When Erica Johnson Debeljak told friends and family that she was getting married and moving to live near her fiancé’s family, she didn’t receive the hugs and cries of joy that most newly engaged women expect. What followed instead was a moment of stunned silence – succeeded by horrified questions and dire predictions.
“Isn’t there a war going on over there?” and “You will have to don the chador, no?” she was asked. And, perhaps most chillingly, your husband-to-be, she was told (by someone in position to know), “will never lift a finger.”
As a reader I must confess that I, too, expected nothing short of doom when I picked up Forbidden Bread, Debeljak’s jaunty, engaging memoir about her courtship and marriage. After all, this is the story of “a New York woman, a financial analyst, who against her own judgment and the judgment of pretty much everybody else that she knows, marries the most flagrant womanizer she’s ever met, a poet of all crazy things, and moves to his tiny new country halfway across the world” – Slovenia.

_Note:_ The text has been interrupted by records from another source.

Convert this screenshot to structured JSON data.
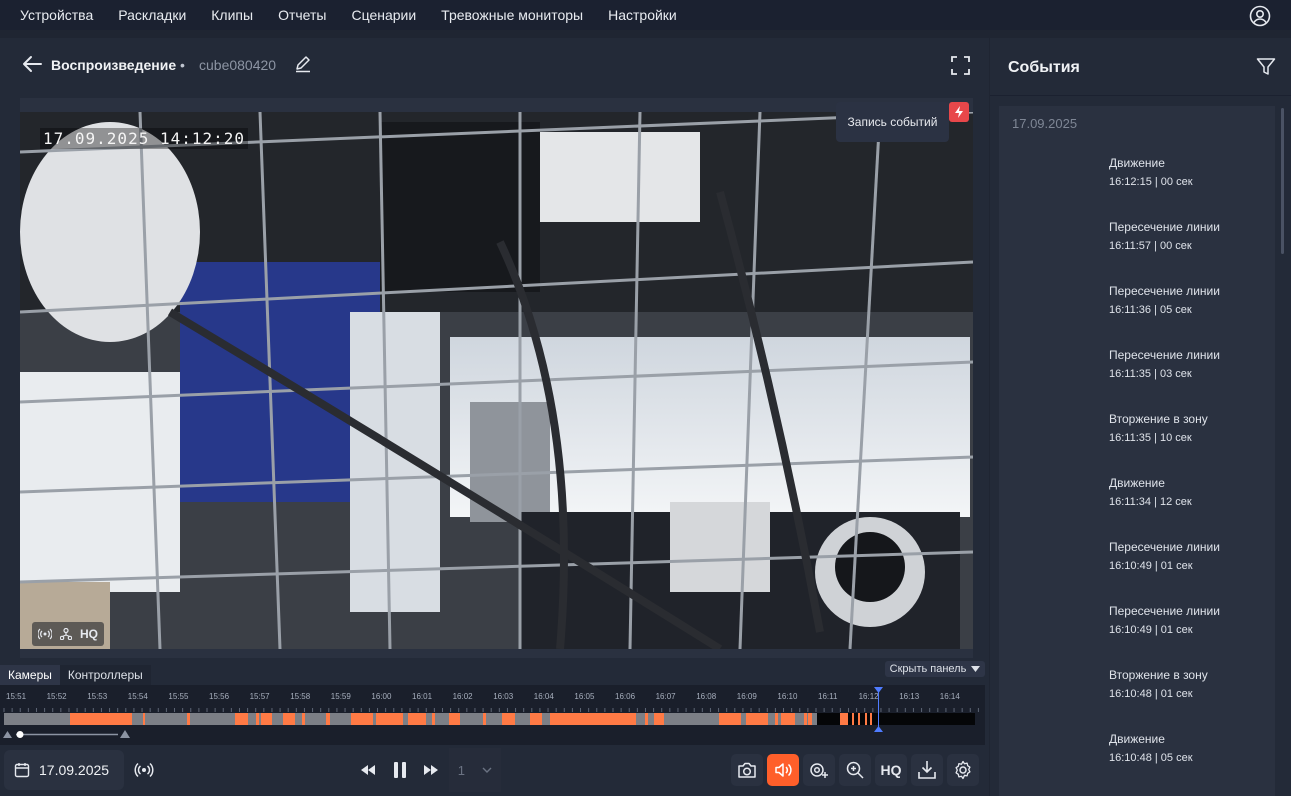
{
  "nav": {
    "items": [
      "Устройства",
      "Раскладки",
      "Клипы",
      "Отчеты",
      "Сценарии",
      "Тревожные мониторы",
      "Настройки"
    ]
  },
  "player": {
    "title": "Воспроизведение",
    "separator": "•",
    "camera_name": "cube080420",
    "osd_timestamp": "17.09.2025 14:12:20",
    "tooltip": "Запись событий",
    "quality_badge": "HQ",
    "tabs": [
      "Камеры",
      "Контроллеры"
    ],
    "hide_panel": "Скрыть панель",
    "timeline_ticks": [
      "15:51",
      "15:52",
      "15:53",
      "15:54",
      "15:55",
      "15:56",
      "15:57",
      "15:58",
      "15:59",
      "16:00",
      "16:01",
      "16:02",
      "16:03",
      "16:04",
      "16:05",
      "16:06",
      "16:07",
      "16:08",
      "16:09",
      "16:10",
      "16:11",
      "16:12",
      "16:13",
      "16:14"
    ],
    "date": "17.09.2025",
    "speed_value": "1",
    "hq_button": "HQ",
    "colors": {
      "accent": "#ff5f2a",
      "event_segment": "#ff7a45",
      "recording": "#7c7f86"
    }
  },
  "events": {
    "title": "События",
    "date": "17.09.2025",
    "items": [
      {
        "name": "Движение",
        "time": "16:12:15 | 00 сек"
      },
      {
        "name": "Пересечение линии",
        "time": "16:11:57 | 00 сек"
      },
      {
        "name": "Пересечение линии",
        "time": "16:11:36 | 05 сек"
      },
      {
        "name": "Пересечение линии",
        "time": "16:11:35 | 03 сек"
      },
      {
        "name": "Вторжение в зону",
        "time": "16:11:35 | 10 сек"
      },
      {
        "name": "Движение",
        "time": "16:11:34 | 12 сек"
      },
      {
        "name": "Пересечение линии",
        "time": "16:10:49 | 01 сек"
      },
      {
        "name": "Пересечение линии",
        "time": "16:10:49 | 01 сек"
      },
      {
        "name": "Вторжение в зону",
        "time": "16:10:48 | 01 сек"
      },
      {
        "name": "Движение",
        "time": "16:10:48 | 05 сек"
      }
    ]
  }
}
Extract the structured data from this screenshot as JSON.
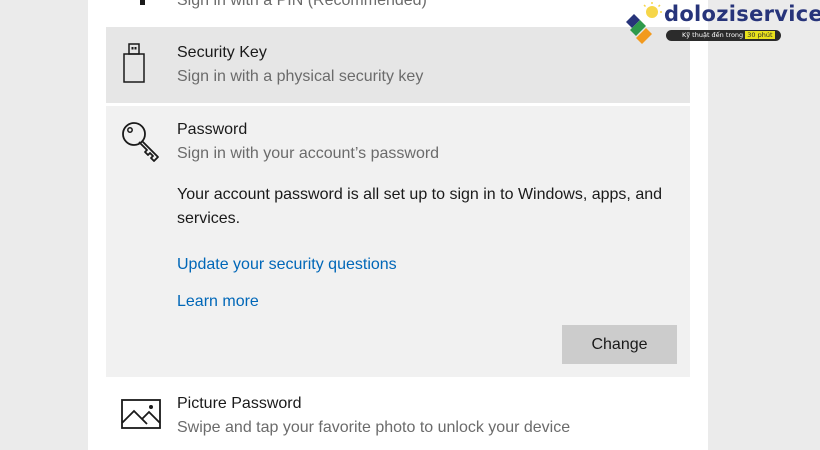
{
  "options": {
    "pin": {
      "subtitle": "Sign in with a PIN (Recommended)"
    },
    "security_key": {
      "title": "Security Key",
      "subtitle": "Sign in with a physical security key",
      "icon": "usb-key-icon"
    },
    "password": {
      "title": "Password",
      "subtitle": "Sign in with your account’s password",
      "description": "Your account password is all set up to sign in to Windows, apps, and services.",
      "link_security_questions": "Update your security questions",
      "link_learn_more": "Learn more",
      "change_label": "Change",
      "icon": "key-icon"
    },
    "picture_password": {
      "title": "Picture Password",
      "subtitle": "Swipe and tap your favorite photo to unlock your device",
      "icon": "picture-icon"
    }
  },
  "watermark": {
    "name": "doloziservice",
    "tagline_prefix": "Kỹ thuật đến trong",
    "tagline_highlight": "30 phút"
  },
  "colors": {
    "link": "#0067b8",
    "selected_row": "#e6e6e6",
    "expanded_row": "#f1f1f1",
    "button": "#cccccc",
    "brand": "#27347a"
  }
}
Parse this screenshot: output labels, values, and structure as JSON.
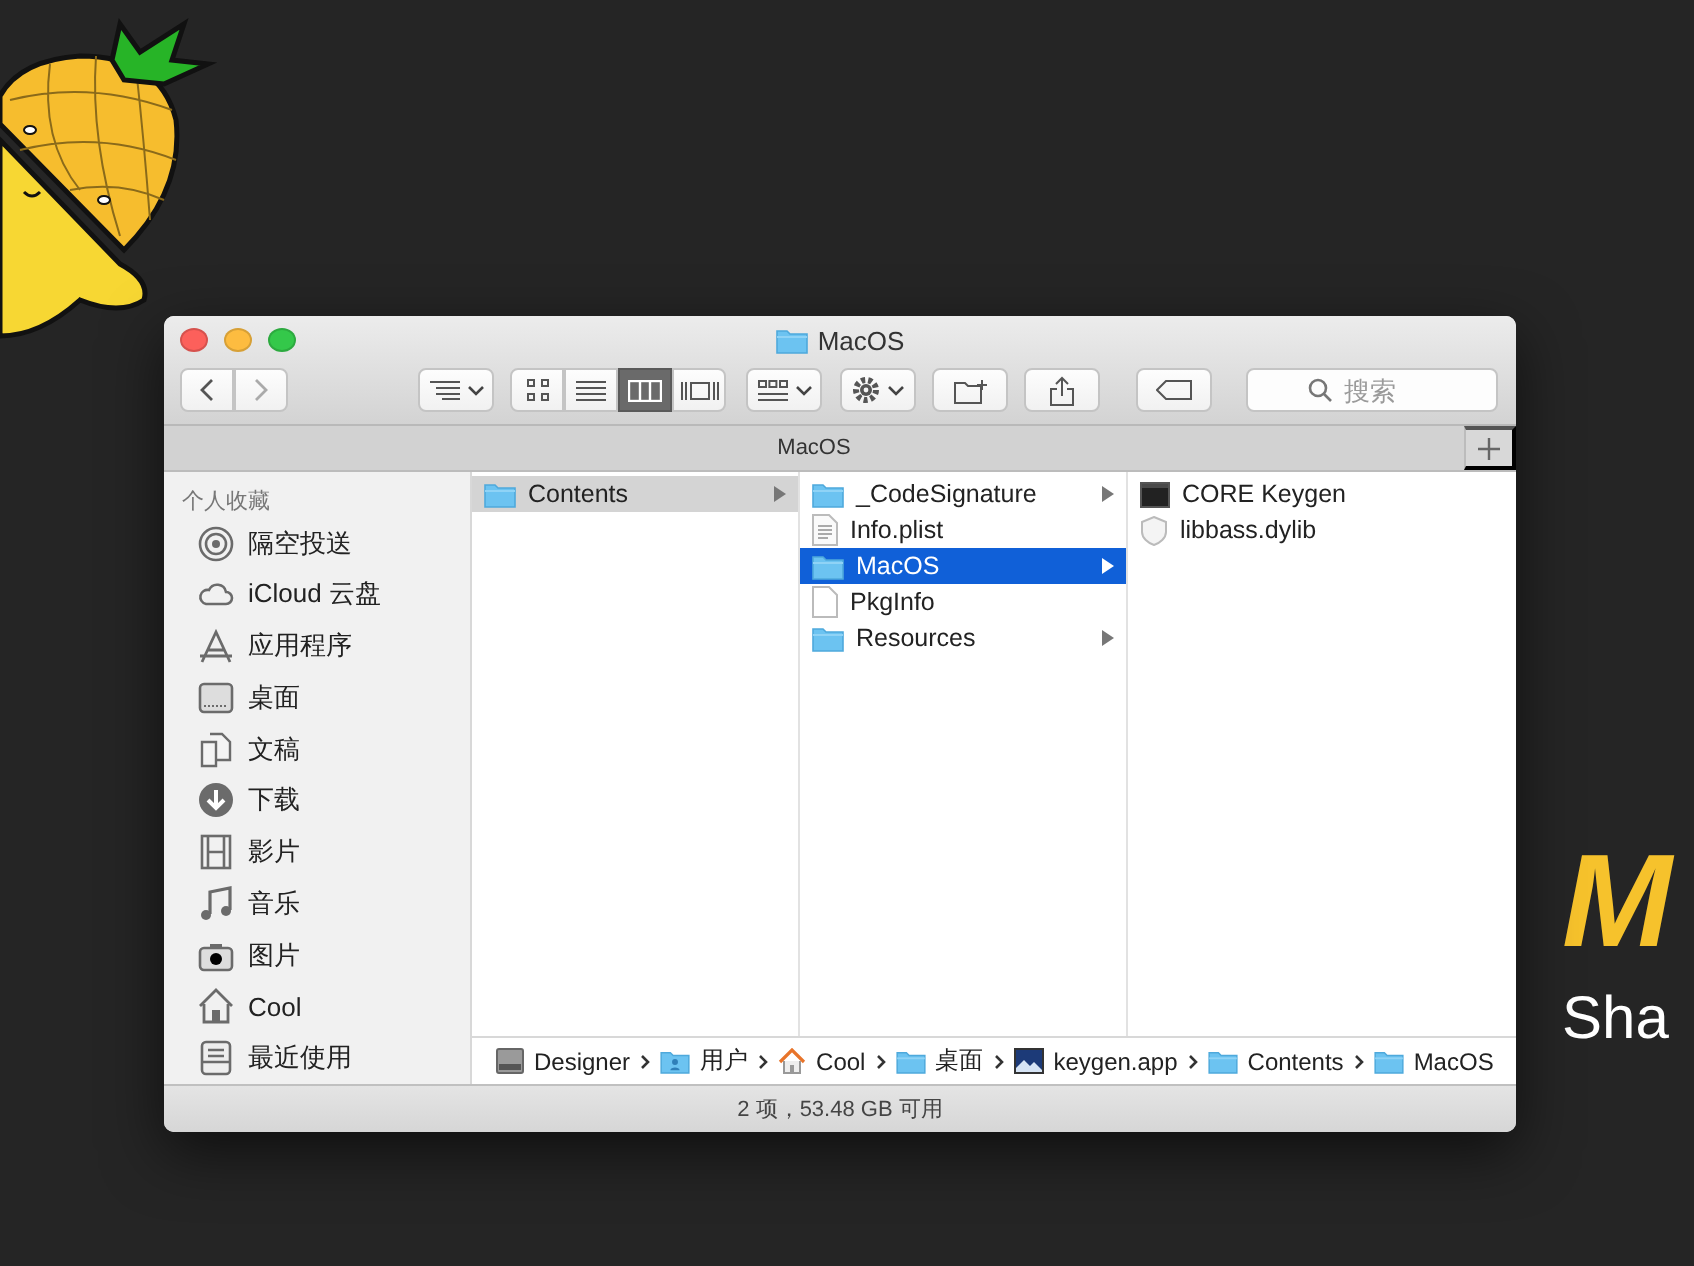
{
  "window": {
    "title": "MacOS"
  },
  "toolbar": {
    "view_modes": [
      {
        "kind": "icons",
        "selected": false
      },
      {
        "kind": "list",
        "selected": false
      },
      {
        "kind": "columns",
        "selected": true
      },
      {
        "kind": "gallery",
        "selected": false
      }
    ],
    "search": {
      "placeholder": "搜索"
    }
  },
  "tab": {
    "label": "MacOS"
  },
  "sidebar": {
    "heading": "个人收藏",
    "items": [
      {
        "label": "隔空投送",
        "kind": "airdrop"
      },
      {
        "label": "iCloud 云盘",
        "kind": "icloud"
      },
      {
        "label": "应用程序",
        "kind": "apps"
      },
      {
        "label": "桌面",
        "kind": "desktop"
      },
      {
        "label": "文稿",
        "kind": "documents"
      },
      {
        "label": "下载",
        "kind": "downloads"
      },
      {
        "label": "影片",
        "kind": "movies"
      },
      {
        "label": "音乐",
        "kind": "music"
      },
      {
        "label": "图片",
        "kind": "pictures"
      },
      {
        "label": "Cool",
        "kind": "home"
      },
      {
        "label": "最近使用",
        "kind": "recents"
      }
    ]
  },
  "columns": [
    {
      "items": [
        {
          "name": "Contents",
          "kind": "folder",
          "selected": true
        }
      ]
    },
    {
      "items": [
        {
          "name": "_CodeSignature",
          "kind": "folder",
          "selected": false
        },
        {
          "name": "Info.plist",
          "kind": "plist",
          "selected": false
        },
        {
          "name": "MacOS",
          "kind": "folder",
          "selected": true
        },
        {
          "name": "PkgInfo",
          "kind": "file",
          "selected": false
        },
        {
          "name": "Resources",
          "kind": "folder",
          "selected": false
        }
      ]
    },
    {
      "items": [
        {
          "name": "CORE Keygen",
          "kind": "app",
          "selected": false
        },
        {
          "name": "libbass.dylib",
          "kind": "dylib",
          "selected": false
        }
      ]
    }
  ],
  "path": [
    {
      "label": "Designer",
      "kind": "disk"
    },
    {
      "label": "用户",
      "kind": "users"
    },
    {
      "label": "Cool",
      "kind": "home"
    },
    {
      "label": "桌面",
      "kind": "folder"
    },
    {
      "label": "keygen.app",
      "kind": "app"
    },
    {
      "label": "Contents",
      "kind": "folder"
    },
    {
      "label": "MacOS",
      "kind": "folder"
    }
  ],
  "status": "2 项，53.48 GB 可用",
  "banner": {
    "title": "M",
    "subtitle": "Sha"
  }
}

And yet, Debeljak points out, “Sometimes ... miracles happen.”
Debeljak’s last name was Johnson the night in 1991 when she met Aleš at a party in Manhattan. He was a student in the US, but preparing to return to his homeland, the freshly minted country of Slovenia (formerly the northernmost province of Yugoslavia). Debeljak was thrilled by Aleš’s foreignness.
He, meanwhile, snubbed her to pursue other women.
They did, however, finally meet up for dinner one night a few weeks later. But as they ate he quoted a Slovenian proverb, dismissing any attraction between them as the mere thrill of “forbidden bread.” They did, Debeljak admits, seem a comic mismatch of stereotypes: “he the poor and noble son of socialism, and me the pampered daughter of capitalism.”
By all rights, their romance should have ended there. Soon, Aleš went home to Slovenia, breaking up with her at least four times along the way. Somehow, however, she couldn’t let go. And every time she was about to, something seemed to push the unlikely love affair back on track.
The next year, Debeljak took the plunge and married Aleš, propagandizing wildly to family and friends as she went. Slovenia has “an amazingly egalitarian system,” she insisted. It has “kept everything that is good from socialism and gotten rid of all the rest.”
When her side showed up for the wedding in Ljubljana, the country’s capital city and her new home, she made sure that they saw the charming baroque and medieval city center, and not the “poured slabs of gray concrete with the occasional window hacked out of them” that constituted much of the rest.
The truth about her new home was that, “The weather was bad, the meat overcooked, the toilet paper came in rough little squares.” Cabbage patches lined the edges of the still-agrarian metropolis and the smell of manure lingered in the air. Slovenians, it seemed to her, smoked incessantly and glared unsmilingly at foreigners.
In addition, while the friend who imagined she’d be donning the chador was wildly off base, the ones who worried about war were not. The siege of Sarajevo was under way and, among other things, Debeljak had to worry about the sound of gunfire interrupting her wedding vows.
And yet, somehow Debeljak embraces each challenge as an adventure. She plunges into study of the complex language (accepting her language teacher’s mantra, “Never ask why”), charms her new in-laws, and manages to eke out a reasonable social life in a country whose entire population is less than that of Brooklyn.
“Forbidden Bread” is a sunny, can-do look at intense culture shock. Debeljak makes a humorous, self-effacing guide to her own story and the only complaint I have is that I wish she’d told us more.
Was it all really so breezy and bright? Or does Debeljak simply shorthand to prevent her tale from bogging down in a more complex accounting of events, especially when it comes to family ties and relationships?
Although the book’s narrative is generally more entertaining than poignant, there are moments when Debeljak does bring the reader face to face with the jolting sense of exile she sometimes felt.
One of my favorite scenes is the time when Debeljak, now pregnant, tells her husband’s family that she will not be diapering the baby Slovenian-style – na široko – which means swathed in three separate layers of diapers. (Traditional Slovenian belief holds that multi-tiered diapering is the only way to ensure that a baby’s legs will grow straight.)
Tolerant of her foreignness up until then, her in-laws finally rebel, reacting with the same kind of stunned shock her US friends and families displayed when she told them she was moving to Slovenia. Her mother-in-law bursts into tears.
Debeljak is suddenly brought face to face with her absolute aloneness. “I am going against a whole country,” she realizes. “Whatever meager knowledge of these matters I brought with me from America seems pretty unreal right now, intangible in the face of the monolithic and concrete opinion that surrounds me.”
In the end, she diapers the baby na široko.
The book closes with a few words from Debeljak on the rapid changes she has seen in Slovenia since her wedding – again, shorthand for a much larger story.
I hope someday she gives us a sequel.
Marjorie Kehe is the Monitor’s book editor.